Proposal for a User Content and Security Summit
- 2-day (or 2 half-day) virtual working meeting
- Late April / Early May 2010
- Supported by tele- / video-conference
- Understand user goals for markup (e.g., images, styling, video)
- Develop an initial set of technical best practices for supporting the user goals securely
- Develop a plan for evolving the Sakai 2 platform to support and employ the best practices
- Consider how compatible the findings are with Sakai 3
See the User Content Summit Agenda page for scheduling and agenda information.
There are two primary forms of textual user content: plain and formatted.
Plain text content should be stored and displayed as entered, without support for formatting or stylistic notation. Common uses of plain text inputs are titles, subject lines, and other fields that are used in summary lists, structured headings, or navigational links.
Formatted text content allows the creator to customize the text's appearance and include additional materials like links and images. This is commonly used in body fields in messages or instructional text. Within Sakai, formatted text usually refers to fields where HTML markup is accepted and the user is supported by a "Rich Text Editor" such as the FCKeditor. This is the focus of discussion here, although other formatting models, such as Wiki text should be considered long-term.

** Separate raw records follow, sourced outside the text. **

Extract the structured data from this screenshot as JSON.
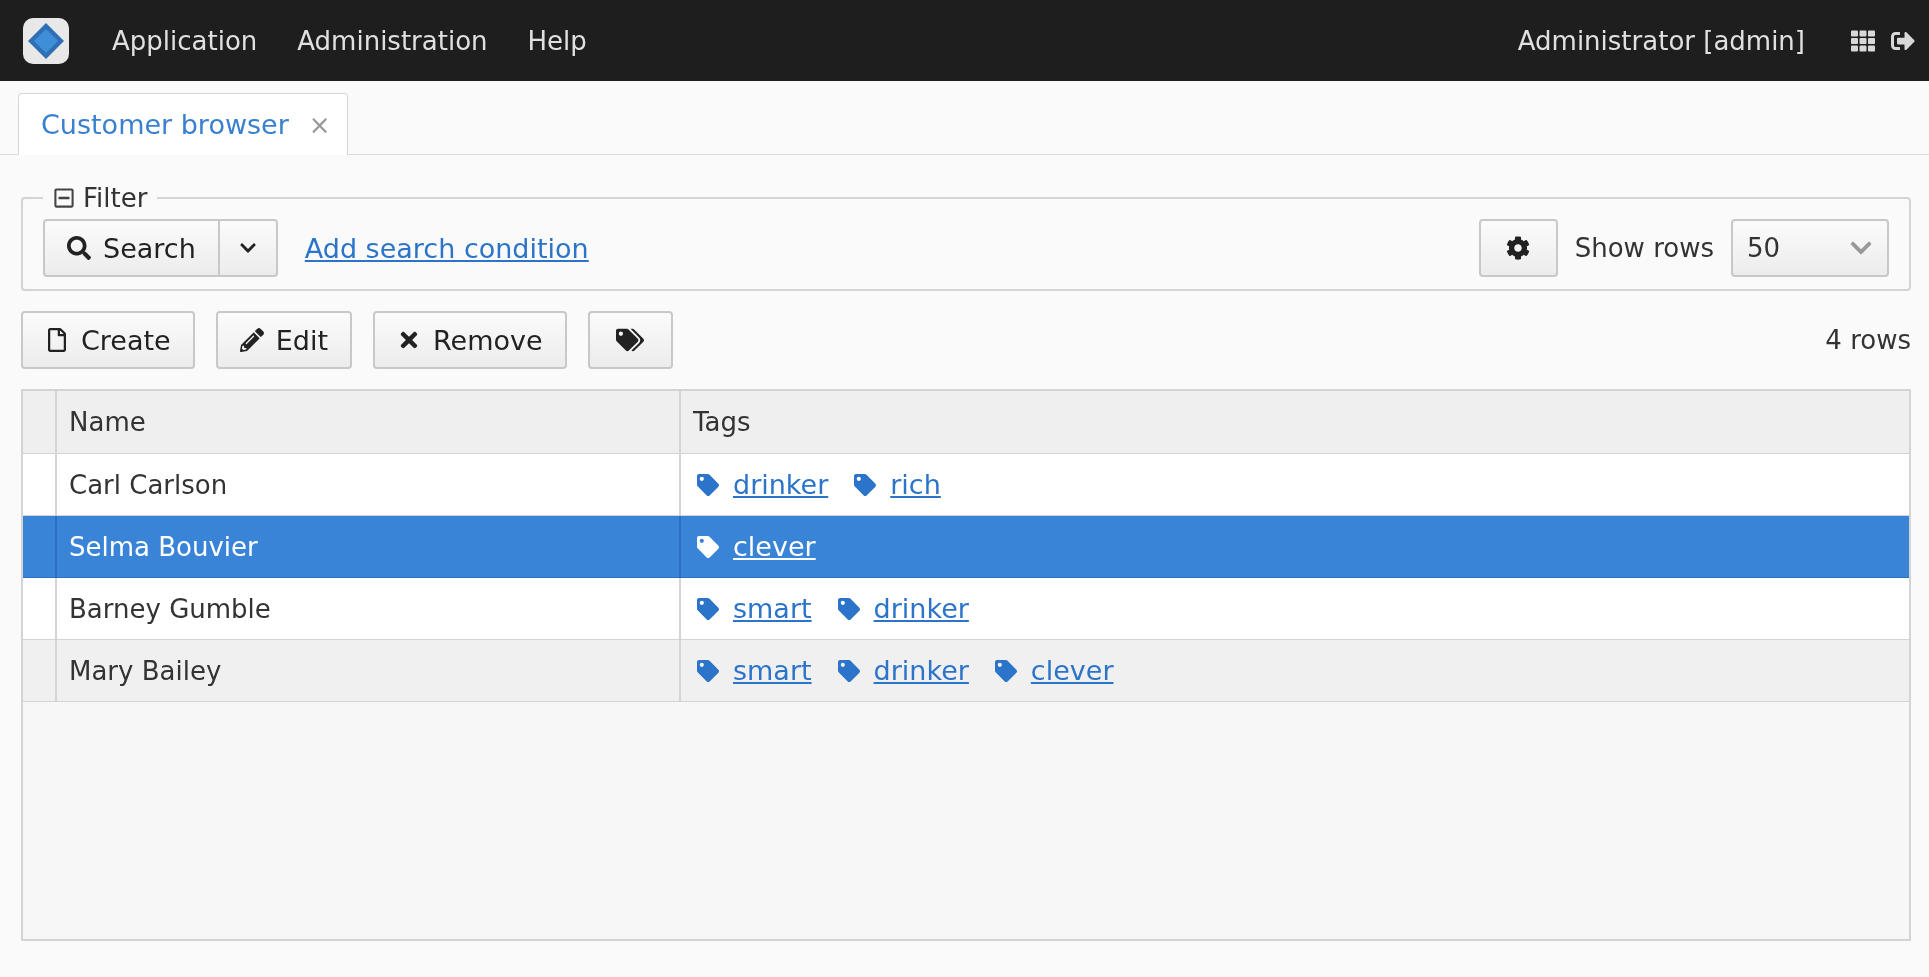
{
  "header": {
    "menu": [
      "Application",
      "Administration",
      "Help"
    ],
    "user": "Administrator [admin]"
  },
  "tabs": [
    {
      "label": "Customer browser",
      "selected": true,
      "close": "×"
    }
  ],
  "filter": {
    "legend": "Filter",
    "expanded": true,
    "search_button": "Search",
    "add_condition": "Add search condition",
    "show_rows_label": "Show rows",
    "show_rows_value": "50"
  },
  "actions": [
    "Create",
    "Edit",
    "Remove"
  ],
  "row_count": "4 rows",
  "table": {
    "columns": [
      "Name",
      "Tags"
    ],
    "rows": [
      {
        "name": "Carl Carlson",
        "selected": false,
        "tags": [
          "drinker",
          "rich"
        ]
      },
      {
        "name": "Selma Bouvier",
        "selected": true,
        "tags": [
          "clever"
        ]
      },
      {
        "name": "Barney Gumble",
        "selected": false,
        "tags": [
          "smart",
          "drinker"
        ]
      },
      {
        "name": "Mary Bailey",
        "selected": false,
        "tags": [
          "smart",
          "drinker",
          "clever"
        ]
      }
    ]
  }
}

Sakai has a homegrown utility ("FormattedText") for processing each of these types of content as to ensure security and to deliver the correctly formatted content to viewers. However, this utility does have some bugs and is not actively maintained. There is also some confusion and lack of clarity around how each tool or service should store and process user content. This confusion has resulted in some expensive maintenance issues in multiple core tools on the 2.6 and 2.7 cycles alone.
The perils of inconsistent practice and an unmaintained library are numerous. Without consistency, it is very difficult to audit source code for appropriate and dangerous techniques, exposing us to an unknown amount of risk across the code base. New Cross-Site Scripting (XSS) exploits also emerge over time that may slip past the unmaintained library. Less dangerous, but not less important, is that user demands are evolving in ways that our existing practices cannot accommodate, such as the easy embedding of video from various sources. Institutions are also essentially unable to customize local security policies, which forces the community into a compromise situation.
Research has already been applied to the most technical concern of integrating an actively maintained library to handle the content processing. The AntiSamy library from the OWASP project is licensed compatibly and appears to be suitable for our needs. It is quite flexible but does require some policy tuning. This policy should reflect the needs of our users within a generally accepted level of security by default. Institutions could then customize further.
This is the basis of the proposed exercise. Determining the needs of our users, making some recommendations for consistent handling of user content, and a technical plan for a transition to a more flexible and supported infrastructure will position the Sakai community to understand the resources required and benefits to be gained from undertaking such a project.
The agenda and dates are open for discussion. Please feel free to comment on this page or participate on list. Questions can be addressed to Noah Botimer